Saturday, 28 January 2012

VOICE OVER (Christopher Monger) [1981]

Here's an interesting little 'lost' independent gem from Welsh director Christopher Monger available from BFI Flipside. This is an early 80s low budget picture about a radio play writer and broadcaster with a cult following of people who like to laugh and tease him about his Romanticised fantasies. After a reporter cruelly reveals this fact his life changes completely. It's a dark, unsettling, rough-around-the-edges deal which could quite frankly have only been made in a former industrial town in the early 1980s.

At around the same time, a little further up North, Joy Division were making music which could be viewed as the musical counterpart to a film like this. Dark and grimly realistic, full of awkward catharsis and fear.

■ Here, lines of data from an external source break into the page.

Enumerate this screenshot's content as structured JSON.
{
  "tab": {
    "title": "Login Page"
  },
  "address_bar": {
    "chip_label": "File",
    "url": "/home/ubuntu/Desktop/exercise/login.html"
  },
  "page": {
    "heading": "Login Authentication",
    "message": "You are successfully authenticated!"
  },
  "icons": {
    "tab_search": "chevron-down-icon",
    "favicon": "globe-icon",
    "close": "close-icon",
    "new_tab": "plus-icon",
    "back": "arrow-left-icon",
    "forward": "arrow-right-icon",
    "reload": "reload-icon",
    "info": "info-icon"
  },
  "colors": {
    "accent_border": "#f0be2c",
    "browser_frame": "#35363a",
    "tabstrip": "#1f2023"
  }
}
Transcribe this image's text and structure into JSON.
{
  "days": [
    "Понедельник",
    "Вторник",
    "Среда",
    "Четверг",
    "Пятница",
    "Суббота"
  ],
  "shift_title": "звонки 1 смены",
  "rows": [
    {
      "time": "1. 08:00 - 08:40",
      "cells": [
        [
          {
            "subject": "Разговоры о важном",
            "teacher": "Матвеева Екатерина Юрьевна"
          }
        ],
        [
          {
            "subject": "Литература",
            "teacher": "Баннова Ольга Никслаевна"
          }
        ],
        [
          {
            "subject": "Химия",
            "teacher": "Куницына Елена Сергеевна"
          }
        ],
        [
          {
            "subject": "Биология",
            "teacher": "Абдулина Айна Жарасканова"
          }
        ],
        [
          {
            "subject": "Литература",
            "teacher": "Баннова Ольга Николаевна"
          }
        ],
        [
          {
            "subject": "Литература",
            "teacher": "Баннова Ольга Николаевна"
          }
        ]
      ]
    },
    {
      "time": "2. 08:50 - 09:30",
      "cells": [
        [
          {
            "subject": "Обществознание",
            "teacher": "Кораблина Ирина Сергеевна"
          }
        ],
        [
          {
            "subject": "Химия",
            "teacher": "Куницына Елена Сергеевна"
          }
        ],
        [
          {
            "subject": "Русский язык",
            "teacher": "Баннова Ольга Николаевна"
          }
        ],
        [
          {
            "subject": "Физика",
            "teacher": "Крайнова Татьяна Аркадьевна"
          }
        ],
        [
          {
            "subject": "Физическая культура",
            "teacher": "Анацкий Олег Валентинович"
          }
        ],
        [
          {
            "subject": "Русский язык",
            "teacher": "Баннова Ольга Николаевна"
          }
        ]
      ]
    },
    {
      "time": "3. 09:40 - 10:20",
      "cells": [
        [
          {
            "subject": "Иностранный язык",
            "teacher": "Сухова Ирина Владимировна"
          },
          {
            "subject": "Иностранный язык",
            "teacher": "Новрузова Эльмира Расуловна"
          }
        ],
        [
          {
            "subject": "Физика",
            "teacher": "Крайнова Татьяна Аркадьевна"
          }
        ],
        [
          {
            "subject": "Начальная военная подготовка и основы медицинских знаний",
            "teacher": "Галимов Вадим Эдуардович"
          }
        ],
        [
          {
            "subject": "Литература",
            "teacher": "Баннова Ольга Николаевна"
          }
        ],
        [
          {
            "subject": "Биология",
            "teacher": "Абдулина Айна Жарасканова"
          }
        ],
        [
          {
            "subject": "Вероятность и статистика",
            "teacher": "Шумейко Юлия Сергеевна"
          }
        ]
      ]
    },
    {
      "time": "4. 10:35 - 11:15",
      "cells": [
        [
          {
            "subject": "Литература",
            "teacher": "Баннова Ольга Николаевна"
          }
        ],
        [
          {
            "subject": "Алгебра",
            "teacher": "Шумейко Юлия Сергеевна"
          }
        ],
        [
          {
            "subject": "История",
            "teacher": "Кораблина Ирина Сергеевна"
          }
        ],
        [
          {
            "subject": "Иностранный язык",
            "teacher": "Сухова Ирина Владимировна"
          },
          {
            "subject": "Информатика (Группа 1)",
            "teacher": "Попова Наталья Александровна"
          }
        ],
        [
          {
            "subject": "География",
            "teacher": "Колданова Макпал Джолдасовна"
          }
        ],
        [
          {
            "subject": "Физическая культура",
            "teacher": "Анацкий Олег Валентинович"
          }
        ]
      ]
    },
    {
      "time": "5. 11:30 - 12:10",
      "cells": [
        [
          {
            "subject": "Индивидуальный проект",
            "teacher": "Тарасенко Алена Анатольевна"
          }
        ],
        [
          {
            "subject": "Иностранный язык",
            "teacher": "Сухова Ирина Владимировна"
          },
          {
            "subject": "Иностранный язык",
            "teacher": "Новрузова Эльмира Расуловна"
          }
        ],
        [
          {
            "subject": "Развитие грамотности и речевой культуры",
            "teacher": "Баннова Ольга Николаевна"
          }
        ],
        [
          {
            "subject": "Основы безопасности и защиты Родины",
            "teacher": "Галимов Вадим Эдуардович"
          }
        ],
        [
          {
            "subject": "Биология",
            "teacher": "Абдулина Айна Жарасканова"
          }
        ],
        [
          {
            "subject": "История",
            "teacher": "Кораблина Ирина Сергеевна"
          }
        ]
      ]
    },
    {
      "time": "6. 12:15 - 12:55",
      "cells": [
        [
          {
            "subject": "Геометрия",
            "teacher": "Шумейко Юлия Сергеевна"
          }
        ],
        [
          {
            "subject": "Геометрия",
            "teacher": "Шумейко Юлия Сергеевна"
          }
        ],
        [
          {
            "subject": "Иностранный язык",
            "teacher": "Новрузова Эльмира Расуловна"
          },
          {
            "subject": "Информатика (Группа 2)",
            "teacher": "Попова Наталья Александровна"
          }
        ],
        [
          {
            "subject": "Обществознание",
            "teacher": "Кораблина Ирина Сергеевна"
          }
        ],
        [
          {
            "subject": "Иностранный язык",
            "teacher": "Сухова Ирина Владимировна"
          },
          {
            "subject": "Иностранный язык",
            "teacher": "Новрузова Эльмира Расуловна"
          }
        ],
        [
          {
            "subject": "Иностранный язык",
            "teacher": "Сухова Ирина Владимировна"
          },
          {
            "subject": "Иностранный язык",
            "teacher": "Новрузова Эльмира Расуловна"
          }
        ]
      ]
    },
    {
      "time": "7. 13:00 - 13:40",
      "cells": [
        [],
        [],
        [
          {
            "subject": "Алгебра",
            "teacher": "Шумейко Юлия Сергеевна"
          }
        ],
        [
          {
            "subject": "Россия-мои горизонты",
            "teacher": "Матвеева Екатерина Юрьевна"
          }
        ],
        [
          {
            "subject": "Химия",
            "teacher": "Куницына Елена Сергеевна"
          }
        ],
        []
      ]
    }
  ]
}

Fats Bannerman is no Ian Curtis though. His fears are different from Curtis'. His Jane Austen styled radio show is for him an escape into a simpler, more graceful era. Women are coy and frightened creatures, and men are all Captain Suchandsuch and Lord Somebody. When the time comes for some real women to enter his wife, his reaction is a mixture of naive, incongruous, shy and ultimately psychotic. The film was criticised upon its limited original festival release for being a misogynist film. I'm not going into that. Everyone has different opinions on what misogyny is, which parts of the movie apparently convey this notion and whether or not it is deliberate. If it is deliberate then that's fine - it is a film about misogyny - with a character pretending to be a misogynist. I can see however that it could be difficult to defend as McNeice's character is a truly sad and pitiful one. There was something vaguely moving about watching this overweight divorcee move about his shabby flat in his pyjamas that is endearing. We do care for this character.

The sudden presence of a female in his life is not an orthodox one. It gives him a mannequin on which to lay all his Romantic projections. He wants her to be his Elizabeth Bennett. Of course, she's not too keen on this. His descent into a strangely patriarchal, borderline sexual ownership or the unnamed woman is unsettling but still somehow pitiful. He barely ever touches the woman and never has a conversation with her - a breakdown in communication which affects him so badly it leads him to sabotage his own radio play in an unusual and frenzied 'showdown/meltdown'. It's halfway between William Burroughs and Nicolas Roeg. In fact the film reminds me very much of films by the likes of Nic Roeg and Jerzy Skolimowski. The photography is of course not on the same scale, due to the 16mm camera and limited lighting and mobility, but you get what the DP was trying to do.

It's a great little film. And it's now available from BFI Flipside on a great dual format edition, replete with extras. The screenshots above are from the Standard Definition DVD but the blu-ray makes the best of an old scratchy 16mm print.


cerebus660 said...

Hi Tom! Another interesting review. Did this film ever get a cinema release? I'd never heard of it before this post. Keep up the good work, mate. Maybe see you at the Guildhall Focus Group next month?

Simon ( cerebus660 )

Publius said...

Thanks Simon! I think it had a very limited release but it was mostly a festival piece. Then it fell into obscurity. I've booked a last minute holiday during the next focus group so I'll miss it - will be there in March though! Cheers, Tom

Unknown said...

I have seen this whole post regarding voice overs. In this post also provide awesome information about radio play writer, broadcaster and BFI Flipside on a great dual format edition. These all information is very useful for people who are connected with professionally musicians.
voice overs